* **Task item**
Write the data out again, word for word.

* **Entries supplied**
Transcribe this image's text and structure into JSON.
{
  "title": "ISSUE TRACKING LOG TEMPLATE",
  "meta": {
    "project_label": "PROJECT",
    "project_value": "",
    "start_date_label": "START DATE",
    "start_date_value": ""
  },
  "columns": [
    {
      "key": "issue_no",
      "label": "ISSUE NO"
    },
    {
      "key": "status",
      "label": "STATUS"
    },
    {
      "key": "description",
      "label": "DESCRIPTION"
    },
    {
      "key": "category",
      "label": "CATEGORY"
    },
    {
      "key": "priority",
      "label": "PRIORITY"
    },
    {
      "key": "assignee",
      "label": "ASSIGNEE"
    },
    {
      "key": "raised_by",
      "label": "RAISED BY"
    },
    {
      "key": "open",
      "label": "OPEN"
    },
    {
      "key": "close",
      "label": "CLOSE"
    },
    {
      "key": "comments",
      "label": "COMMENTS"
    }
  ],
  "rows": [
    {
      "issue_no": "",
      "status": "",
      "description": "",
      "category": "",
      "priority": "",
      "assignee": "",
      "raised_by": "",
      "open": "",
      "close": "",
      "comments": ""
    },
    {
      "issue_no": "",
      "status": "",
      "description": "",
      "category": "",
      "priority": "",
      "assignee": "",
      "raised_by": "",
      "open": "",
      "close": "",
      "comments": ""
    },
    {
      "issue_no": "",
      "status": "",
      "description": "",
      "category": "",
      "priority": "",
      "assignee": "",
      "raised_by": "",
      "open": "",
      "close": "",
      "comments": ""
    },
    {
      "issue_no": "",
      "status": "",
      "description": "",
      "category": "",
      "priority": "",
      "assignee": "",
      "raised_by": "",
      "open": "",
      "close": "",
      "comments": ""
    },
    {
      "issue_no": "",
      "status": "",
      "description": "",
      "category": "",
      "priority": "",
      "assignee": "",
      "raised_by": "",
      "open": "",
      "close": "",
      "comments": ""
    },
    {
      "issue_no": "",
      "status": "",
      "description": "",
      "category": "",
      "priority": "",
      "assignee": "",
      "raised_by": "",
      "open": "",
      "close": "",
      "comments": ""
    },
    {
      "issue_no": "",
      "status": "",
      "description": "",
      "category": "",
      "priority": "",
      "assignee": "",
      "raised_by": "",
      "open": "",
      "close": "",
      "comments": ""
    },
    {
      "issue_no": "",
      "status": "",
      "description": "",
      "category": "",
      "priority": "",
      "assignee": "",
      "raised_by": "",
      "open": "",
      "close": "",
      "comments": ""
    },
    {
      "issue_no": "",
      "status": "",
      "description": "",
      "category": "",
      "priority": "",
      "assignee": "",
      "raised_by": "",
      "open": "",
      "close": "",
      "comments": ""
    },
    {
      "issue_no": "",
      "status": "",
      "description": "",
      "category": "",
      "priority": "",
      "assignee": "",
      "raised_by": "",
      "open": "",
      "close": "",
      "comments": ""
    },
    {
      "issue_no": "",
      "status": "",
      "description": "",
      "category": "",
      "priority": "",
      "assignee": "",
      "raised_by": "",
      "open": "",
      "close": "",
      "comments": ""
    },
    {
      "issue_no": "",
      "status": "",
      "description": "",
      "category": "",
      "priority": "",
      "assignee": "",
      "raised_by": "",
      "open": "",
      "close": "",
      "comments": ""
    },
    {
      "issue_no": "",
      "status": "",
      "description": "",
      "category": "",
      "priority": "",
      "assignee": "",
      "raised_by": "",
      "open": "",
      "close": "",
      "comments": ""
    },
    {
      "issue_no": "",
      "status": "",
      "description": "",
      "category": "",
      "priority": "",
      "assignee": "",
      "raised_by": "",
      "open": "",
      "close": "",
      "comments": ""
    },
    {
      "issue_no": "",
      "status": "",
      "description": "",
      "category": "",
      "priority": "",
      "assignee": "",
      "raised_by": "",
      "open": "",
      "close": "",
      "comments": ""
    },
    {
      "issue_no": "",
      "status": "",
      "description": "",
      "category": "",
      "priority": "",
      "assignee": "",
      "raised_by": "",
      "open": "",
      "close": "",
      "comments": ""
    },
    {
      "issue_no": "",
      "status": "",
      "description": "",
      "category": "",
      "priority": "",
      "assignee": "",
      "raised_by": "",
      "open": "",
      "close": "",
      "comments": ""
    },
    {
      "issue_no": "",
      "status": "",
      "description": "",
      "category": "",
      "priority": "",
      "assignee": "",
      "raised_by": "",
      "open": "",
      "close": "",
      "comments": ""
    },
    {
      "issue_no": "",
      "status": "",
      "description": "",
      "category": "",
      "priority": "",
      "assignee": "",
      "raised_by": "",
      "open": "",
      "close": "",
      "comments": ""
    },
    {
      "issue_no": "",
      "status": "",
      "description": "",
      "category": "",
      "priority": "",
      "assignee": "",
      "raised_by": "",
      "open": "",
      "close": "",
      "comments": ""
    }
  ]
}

* **Solution**
Transcribe this image's text and structure into JSON.
{
  "title": "ISSUE TRACKING LOG TEMPLATE",
  "meta": {
    "project_label": "PROJECT",
    "project_value": "",
    "start_date_label": "START DATE",
    "start_date_value": ""
  },
  "columns": [
    {
      "key": "issue_no",
      "label": "ISSUE NO"
    },
    {
      "key": "status",
      "label": "STATUS"
    },
    {
      "key": "description",
      "label": "DESCRIPTION"
    },
    {
      "key": "category",
      "label": "CATEGORY"
    },
    {
      "key": "priority",
      "label": "PRIORITY"
    },
    {
      "key": "assignee",
      "label": "ASSIGNEE"
    },
    {
      "key": "raised_by",
      "label": "RAISED BY"
    },
    {
      "key": "open",
      "label": "OPEN"
    },
    {
      "key": "close",
      "label": "CLOSE"
    },
    {
      "key": "comments",
      "label": "COMMENTS"
    }
  ],
  "rows": [
    {
      "issue_no": "",
      "status": "",
      "description": "",
      "category": "",
      "priority": "",
      "assignee": "",
      "raised_by": "",
      "open": "",
      "close": "",
      "comments": ""
    },
    {
      "issue_no": "",
      "status": "",
      "description": "",
      "category": "",
      "priority": "",
      "assignee": "",
      "raised_by": "",
      "open": "",
      "close": "",
      "comments": ""
    },
    {
      "issue_no": "",
      "status": "",
      "description": "",
      "category": "",
      "priority": "",
      "assignee": "",
      "raised_by": "",
      "open": "",
      "close": "",
      "comments": ""
    },
    {
      "issue_no": "",
      "status": "",
      "description": "",
      "category": "",
      "priority": "",
      "assignee": "",
      "raised_by": "",
      "open": "",
      "close": "",
      "comments": ""
    },
    {
      "issue_no": "",
      "status": "",
      "description": "",
      "category": "",
      "priority": "",
      "assignee": "",
      "raised_by": "",
      "open": "",
      "close": "",
      "comments": ""
    },
    {
      "issue_no": "",
      "status": "",
      "description": "",
      "category": "",
      "priority": "",
      "assignee": "",
      "raised_by": "",
      "open": "",
      "close": "",
      "comments": ""
    },
    {
      "issue_no": "",
      "status": "",
      "description": "",
      "category": "",
      "priority": "",
      "assignee": "",
      "raised_by": "",
      "open": "",
      "close": "",
      "comments": ""
    },
    {
      "issue_no": "",
      "status": "",
      "description": "",
      "category": "",
      "priority": "",
      "assignee": "",
      "raised_by": "",
      "open": "",
      "close": "",
      "comments": ""
    },
    {
      "issue_no": "",
      "status": "",
      "description": "",
      "category": "",
      "priority": "",
      "assignee": "",
      "raised_by": "",
      "open": "",
      "close": "",
      "comments": ""
    },
    {
      "issue_no": "",
      "status": "",
      "description": "",
      "category": "",
      "priority": "",
      "assignee": "",
      "raised_by": "",
      "open": "",
      "close": "",
      "comments": ""
    },
    {
      "issue_no": "",
      "status": "",
      "description": "",
      "category": "",
      "priority": "",
      "assignee": "",
      "raised_by": "",
      "open": "",
      "close": "",
      "comments": ""
    },
    {
      "issue_no": "",
      "status": "",
      "description": "",
      "category": "",
      "priority": "",
      "assignee": "",
      "raised_by": "",
      "open": "",
      "close": "",
      "comments": ""
    },
    {
      "issue_no": "",
      "status": "",
      "description": "",
      "category": "",
      "priority": "",
      "assignee": "",
      "raised_by": "",
      "open": "",
      "close": "",
      "comments": ""
    },
    {
      "issue_no": "",
      "status": "",
      "description": "",
      "category": "",
      "priority": "",
      "assignee": "",
      "raised_by": "",
      "open": "",
      "close": "",
      "comments": ""
    },
    {
      "issue_no": "",
      "status": "",
      "description": "",
      "category": "",
      "priority": "",
      "assignee": "",
      "raised_by": "",
      "open": "",
      "close": "",
      "comments": ""
    },
    {
      "issue_no": "",
      "status": "",
      "description": "",
      "category": "",
      "priority": "",
      "assignee": "",
      "raised_by": "",
      "open": "",
      "close": "",
      "comments": ""
    },
    {
      "issue_no": "",
      "status": "",
      "description": "",
      "category": "",
      "priority": "",
      "assignee": "",
      "raised_by": "",
      "open": "",
      "close": "",
      "comments": ""
    },
    {
      "issue_no": "",
      "status": "",
      "description": "",
      "category": "",
      "priority": "",
      "assignee": "",
      "raised_by": "",
      "open": "",
      "close": "",
      "comments": ""
    },
    {
      "issue_no": "",
      "status": "",
      "description": "",
      "category": "",
      "priority": "",
      "assignee": "",
      "raised_by": "",
      "open": "",
      "close": "",
      "comments": ""
    },
    {
      "issue_no": "",
      "status": "",
      "description": "",
      "category": "",
      "priority": "",
      "assignee": "",
      "raised_by": "",
      "open": "",
      "close": "",
      "comments": ""
    }
  ]
}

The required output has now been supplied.